[Stored items from a collection]

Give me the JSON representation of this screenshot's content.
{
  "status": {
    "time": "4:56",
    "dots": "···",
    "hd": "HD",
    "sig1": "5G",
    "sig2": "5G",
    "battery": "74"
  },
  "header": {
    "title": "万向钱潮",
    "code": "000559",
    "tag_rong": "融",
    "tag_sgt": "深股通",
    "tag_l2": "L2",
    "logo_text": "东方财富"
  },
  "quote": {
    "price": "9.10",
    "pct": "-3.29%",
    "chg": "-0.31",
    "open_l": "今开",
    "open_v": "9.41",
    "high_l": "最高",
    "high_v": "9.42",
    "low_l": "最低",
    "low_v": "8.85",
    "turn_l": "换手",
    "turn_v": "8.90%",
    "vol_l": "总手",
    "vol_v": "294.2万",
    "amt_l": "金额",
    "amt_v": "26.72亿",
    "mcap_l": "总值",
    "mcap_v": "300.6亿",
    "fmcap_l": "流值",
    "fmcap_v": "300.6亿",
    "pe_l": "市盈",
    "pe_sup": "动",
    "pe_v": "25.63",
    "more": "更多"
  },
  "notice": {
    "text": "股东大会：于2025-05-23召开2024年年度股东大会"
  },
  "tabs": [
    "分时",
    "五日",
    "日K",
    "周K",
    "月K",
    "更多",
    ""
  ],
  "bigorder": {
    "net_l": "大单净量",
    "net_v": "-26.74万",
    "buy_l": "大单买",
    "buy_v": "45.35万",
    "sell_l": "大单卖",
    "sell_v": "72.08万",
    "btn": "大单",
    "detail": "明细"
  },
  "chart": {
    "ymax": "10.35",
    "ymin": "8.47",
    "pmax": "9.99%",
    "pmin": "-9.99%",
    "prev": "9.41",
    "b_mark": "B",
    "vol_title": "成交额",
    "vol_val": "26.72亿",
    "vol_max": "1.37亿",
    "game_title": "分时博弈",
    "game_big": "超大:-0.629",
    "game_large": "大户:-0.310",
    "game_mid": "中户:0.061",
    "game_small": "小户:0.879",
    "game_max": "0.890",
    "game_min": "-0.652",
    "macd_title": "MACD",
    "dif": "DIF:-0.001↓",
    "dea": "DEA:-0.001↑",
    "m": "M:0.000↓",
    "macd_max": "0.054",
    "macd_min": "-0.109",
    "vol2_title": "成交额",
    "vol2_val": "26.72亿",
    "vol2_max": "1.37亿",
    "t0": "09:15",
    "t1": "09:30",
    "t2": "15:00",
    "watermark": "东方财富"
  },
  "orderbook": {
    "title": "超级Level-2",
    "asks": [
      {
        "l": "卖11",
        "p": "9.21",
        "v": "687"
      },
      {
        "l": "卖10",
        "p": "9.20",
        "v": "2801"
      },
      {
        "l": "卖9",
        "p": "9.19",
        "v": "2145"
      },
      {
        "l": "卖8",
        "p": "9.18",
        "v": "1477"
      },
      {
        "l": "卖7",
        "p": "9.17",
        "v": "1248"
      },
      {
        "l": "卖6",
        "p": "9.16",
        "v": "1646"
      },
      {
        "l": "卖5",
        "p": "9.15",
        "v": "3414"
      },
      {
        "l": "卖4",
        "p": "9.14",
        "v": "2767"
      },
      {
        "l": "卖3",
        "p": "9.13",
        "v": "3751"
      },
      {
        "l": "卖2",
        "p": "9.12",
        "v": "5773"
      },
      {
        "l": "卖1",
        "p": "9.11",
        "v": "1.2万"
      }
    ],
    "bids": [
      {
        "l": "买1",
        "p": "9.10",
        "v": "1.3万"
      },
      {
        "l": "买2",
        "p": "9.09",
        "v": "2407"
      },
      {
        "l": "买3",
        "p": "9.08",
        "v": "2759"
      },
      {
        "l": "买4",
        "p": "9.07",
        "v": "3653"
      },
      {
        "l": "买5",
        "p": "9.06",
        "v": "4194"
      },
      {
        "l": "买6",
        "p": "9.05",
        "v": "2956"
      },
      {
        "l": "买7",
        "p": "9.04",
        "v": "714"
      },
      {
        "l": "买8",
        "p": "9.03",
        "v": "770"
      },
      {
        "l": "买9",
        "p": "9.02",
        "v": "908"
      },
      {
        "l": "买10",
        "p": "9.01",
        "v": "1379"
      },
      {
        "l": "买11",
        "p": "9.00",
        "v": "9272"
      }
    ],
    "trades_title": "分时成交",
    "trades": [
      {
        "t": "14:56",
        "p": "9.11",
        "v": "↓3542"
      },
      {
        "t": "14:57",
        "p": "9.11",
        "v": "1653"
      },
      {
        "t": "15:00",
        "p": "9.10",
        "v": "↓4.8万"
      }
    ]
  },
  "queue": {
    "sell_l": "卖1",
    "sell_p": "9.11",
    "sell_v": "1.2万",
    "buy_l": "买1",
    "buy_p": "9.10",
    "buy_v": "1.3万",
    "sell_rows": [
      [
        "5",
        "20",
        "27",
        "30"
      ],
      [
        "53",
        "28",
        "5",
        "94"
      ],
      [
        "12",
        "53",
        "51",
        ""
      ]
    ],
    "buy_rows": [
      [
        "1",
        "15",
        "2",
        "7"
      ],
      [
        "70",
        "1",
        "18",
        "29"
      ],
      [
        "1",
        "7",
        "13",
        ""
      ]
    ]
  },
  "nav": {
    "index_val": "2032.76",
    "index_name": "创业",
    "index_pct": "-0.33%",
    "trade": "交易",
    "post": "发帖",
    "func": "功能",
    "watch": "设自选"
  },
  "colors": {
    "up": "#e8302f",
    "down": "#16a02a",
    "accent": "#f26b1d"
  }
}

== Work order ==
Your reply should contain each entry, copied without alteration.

== Solved exercise ==
Give me the JSON representation of this screenshot's content.
{
  "status": {
    "time": "4:56",
    "dots": "···",
    "hd": "HD",
    "sig1": "5G",
    "sig2": "5G",
    "battery": "74"
  },
  "header": {
    "title": "万向钱潮",
    "code": "000559",
    "tag_rong": "融",
    "tag_sgt": "深股通",
    "tag_l2": "L2",
    "logo_text": "东方财富"
  },
  "quote": {
    "price": "9.10",
    "pct": "-3.29%",
    "chg": "-0.31",
    "open_l": "今开",
    "open_v": "9.41",
    "high_l": "最高",
    "high_v": "9.42",
    "low_l": "最低",
    "low_v": "8.85",
    "turn_l": "换手",
    "turn_v": "8.90%",
    "vol_l": "总手",
    "vol_v": "294.2万",
    "amt_l": "金额",
    "amt_v": "26.72亿",
    "mcap_l": "总值",
    "mcap_v": "300.6亿",
    "fmcap_l": "流值",
    "fmcap_v": "300.6亿",
    "pe_l": "市盈",
    "pe_sup": "动",
    "pe_v": "25.63",
    "more": "更多"
  },
  "notice": {
    "text": "股东大会：于2025-05-23召开2024年年度股东大会"
  },
  "tabs": [
    "分时",
    "五日",
    "日K",
    "周K",
    "月K",
    "更多",
    ""
  ],
  "bigorder": {
    "net_l": "大单净量",
    "net_v": "-26.74万",
    "buy_l": "大单买",
    "buy_v": "45.35万",
    "sell_l": "大单卖",
    "sell_v": "72.08万",
    "btn": "大单",
    "detail": "明细"
  },
  "chart": {
    "ymax": "10.35",
    "ymin": "8.47",
    "pmax": "9.99%",
    "pmin": "-9.99%",
    "prev": "9.41",
    "b_mark": "B",
    "vol_title": "成交额",
    "vol_val": "26.72亿",
    "vol_max": "1.37亿",
    "game_title": "分时博弈",
    "game_big": "超大:-0.629",
    "game_large": "大户:-0.310",
    "game_mid": "中户:0.061",
    "game_small": "小户:0.879",
    "game_max": "0.890",
    "game_min": "-0.652",
    "macd_title": "MACD",
    "dif": "DIF:-0.001↓",
    "dea": "DEA:-0.001↑",
    "m": "M:0.000↓",
    "macd_max": "0.054",
    "macd_min": "-0.109",
    "vol2_title": "成交额",
    "vol2_val": "26.72亿",
    "vol2_max": "1.37亿",
    "t0": "09:15",
    "t1": "09:30",
    "t2": "15:00",
    "watermark": "东方财富"
  },
  "orderbook": {
    "title": "超级Level-2",
    "asks": [
      {
        "l": "卖11",
        "p": "9.21",
        "v": "687"
      },
      {
        "l": "卖10",
        "p": "9.20",
        "v": "2801"
      },
      {
        "l": "卖9",
        "p": "9.19",
        "v": "2145"
      },
      {
        "l": "卖8",
        "p": "9.18",
        "v": "1477"
      },
      {
        "l": "卖7",
        "p": "9.17",
        "v": "1248"
      },
      {
        "l": "卖6",
        "p": "9.16",
        "v": "1646"
      },
      {
        "l": "卖5",
        "p": "9.15",
        "v": "3414"
      },
      {
        "l": "卖4",
        "p": "9.14",
        "v": "2767"
      },
      {
        "l": "卖3",
        "p": "9.13",
        "v": "3751"
      },
      {
        "l": "卖2",
        "p": "9.12",
        "v": "5773"
      },
      {
        "l": "卖1",
        "p": "9.11",
        "v": "1.2万"
      }
    ],
    "bids": [
      {
        "l": "买1",
        "p": "9.10",
        "v": "1.3万"
      },
      {
        "l": "买2",
        "p": "9.09",
        "v": "2407"
      },
      {
        "l": "买3",
        "p": "9.08",
        "v": "2759"
      },
      {
        "l": "买4",
        "p": "9.07",
        "v": "3653"
      },
      {
        "l": "买5",
        "p": "9.06",
        "v": "4194"
      },
      {
        "l": "买6",
        "p": "9.05",
        "v": "2956"
      },
      {
        "l": "买7",
        "p": "9.04",
        "v": "714"
      },
      {
        "l": "买8",
        "p": "9.03",
        "v": "770"
      },
      {
        "l": "买9",
        "p": "9.02",
        "v": "908"
      },
      {
        "l": "买10",
        "p": "9.01",
        "v": "1379"
      },
      {
        "l": "买11",
        "p": "9.00",
        "v": "9272"
      }
    ],
    "trades_title": "分时成交",
    "trades": [
      {
        "t": "14:56",
        "p": "9.11",
        "v": "↓3542"
      },
      {
        "t": "14:57",
        "p": "9.11",
        "v": "1653"
      },
      {
        "t": "15:00",
        "p": "9.10",
        "v": "↓4.8万"
      }
    ]
  },
  "queue": {
    "sell_l": "卖1",
    "sell_p": "9.11",
    "sell_v": "1.2万",
    "buy_l": "买1",
    "buy_p": "9.10",
    "buy_v": "1.3万",
    "sell_rows": [
      [
        "5",
        "20",
        "27",
        "30"
      ],
      [
        "53",
        "28",
        "5",
        "94"
      ],
      [
        "12",
        "53",
        "51",
        ""
      ]
    ],
    "buy_rows": [
      [
        "1",
        "15",
        "2",
        "7"
      ],
      [
        "70",
        "1",
        "18",
        "29"
      ],
      [
        "1",
        "7",
        "13",
        ""
      ]
    ]
  },
  "nav": {
    "index_val": "2032.76",
    "index_name": "创业",
    "index_pct": "-0.33%",
    "trade": "交易",
    "post": "发帖",
    "func": "功能",
    "watch": "设自选"
  },
  "colors": {
    "up": "#e8302f",
    "down": "#16a02a",
    "accent": "#f26b1d"
  }
}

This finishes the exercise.